(Matthew 1:20-21 ESV)

“For He will save His people from their sins.” What beautiful words.

N.T. Wright and others in the progressive/New Perspective crowd believe that believers have gotten too caught up with salvation and sin as it relates to individuals:

the normal Western Christian view: that salvation is about “my relationship with God” in the present and about “going home to God and finding peace” in the future … to make the point once more as forcibly as I can, this belief is simply not what the New Testament teaches.

N.T. Wright, Surprised by Hope, pg. 196

Instead, Wright believes:

The New Testament, true to its Old Testament roots, regularly insists that the major, central, framing question is that of God’s purpose of rescue and re-creation for the whole world, the entire cosmos. The destiny of individual human beings must be understood within that context-not simply in the sense that we are only part of a much larger picture but also in the sense that part of the whole point of being saved in the present is so that we can play a vital role (Paul speaks of this role in the shocking terms of being “fellow workers with God”) within that larger picture and purpose.

N.T. Wright, Surprised by Hope, pg. 184

As a result, N.T. Wright explains Matthew 1:21 this way:

Matthew agrees with his Jewish contemporaries that the (Babylonian) exile was the last significant event before Jesus; when the angel says that Jesus will “save his people from their sins,” liberation from exile is in view. Jesus, David’s true descendant, will fulfill the Abrahamic covenant by undoing the exile and all that it means.

N.T. Wright, The Meaning of Jesus, pg. 159

Maybe it’s just me, but I don’t see great comfort in Wright’s interpretation of the passage. We were a people in exile, however, our exile was not merely from the promised land, but a much greater one. We were exiled from the very presence of God. Every believer who is aware of his sin knows how desperate his situation is apart from Christ.
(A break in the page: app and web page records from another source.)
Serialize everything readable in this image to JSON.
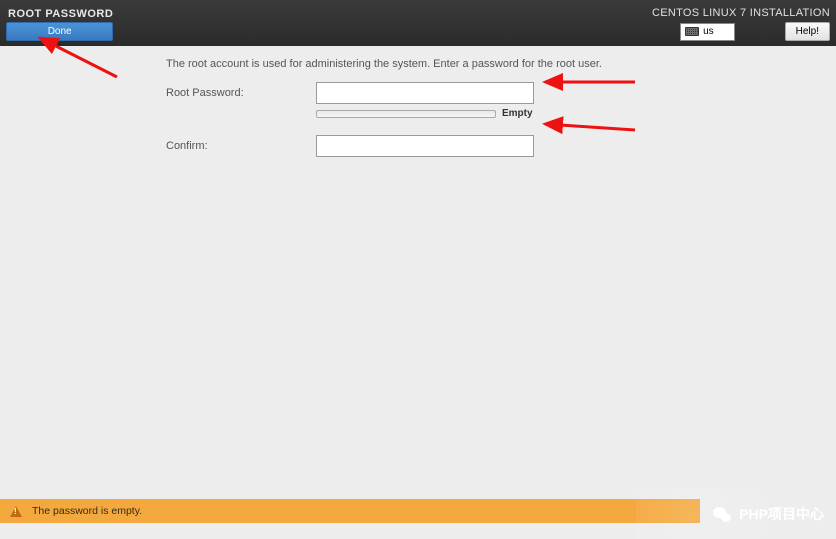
{
  "header": {
    "title": "ROOT PASSWORD",
    "done_label": "Done",
    "install_title": "CENTOS LINUX 7 INSTALLATION",
    "keyboard_layout": "us",
    "help_label": "Help!"
  },
  "content": {
    "info": "The root account is used for administering the system.  Enter a password for the root user.",
    "root_password_label": "Root Password:",
    "root_password_value": "",
    "strength_text": "Empty",
    "confirm_label": "Confirm:",
    "confirm_value": ""
  },
  "warning": {
    "message": "The password is empty."
  },
  "watermark": {
    "text": "PHP项目中心"
  }
}
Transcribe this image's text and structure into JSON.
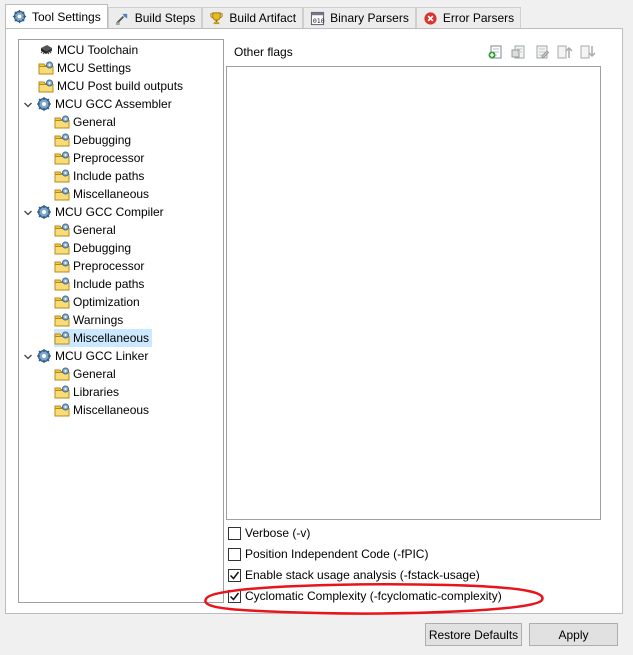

I find that I much prefer Matthew Henry’s discourse on this passage:

In the reason of that name: For he shall save his people from their sins; not the nation of the Jews only (he came to his own, and they received him not), but all who were given him by the Father’s choice, and all who had given themselves to him by their own. He is a king who protects his subjects, and, as the judges of Israel of old, works salvation for them. Note, those whom Christ saves he saves from their sins; from the guilt of sin by the merit of his death, from the dominion of sin by the Spirit of his grace. In saving them from sin, he saves them from wrath and the curse, and all misery here and hereafter. Christ came to save his people, not in their sins, but from their sins; to purchase for them, not a liberty to sin, but a liberty from sins, to redeem them from all iniquity; and so to redeem them from among men to himself, who is separate from sinners.

Matthew Henry, Commentary on Matthew 1

Maybe I’m overemphasizing the work that Jesus did in reconciling God and man. Then again, maybe Wright et al are seriously under emphasizing the gravity of sin and what it cost Him to save us from it.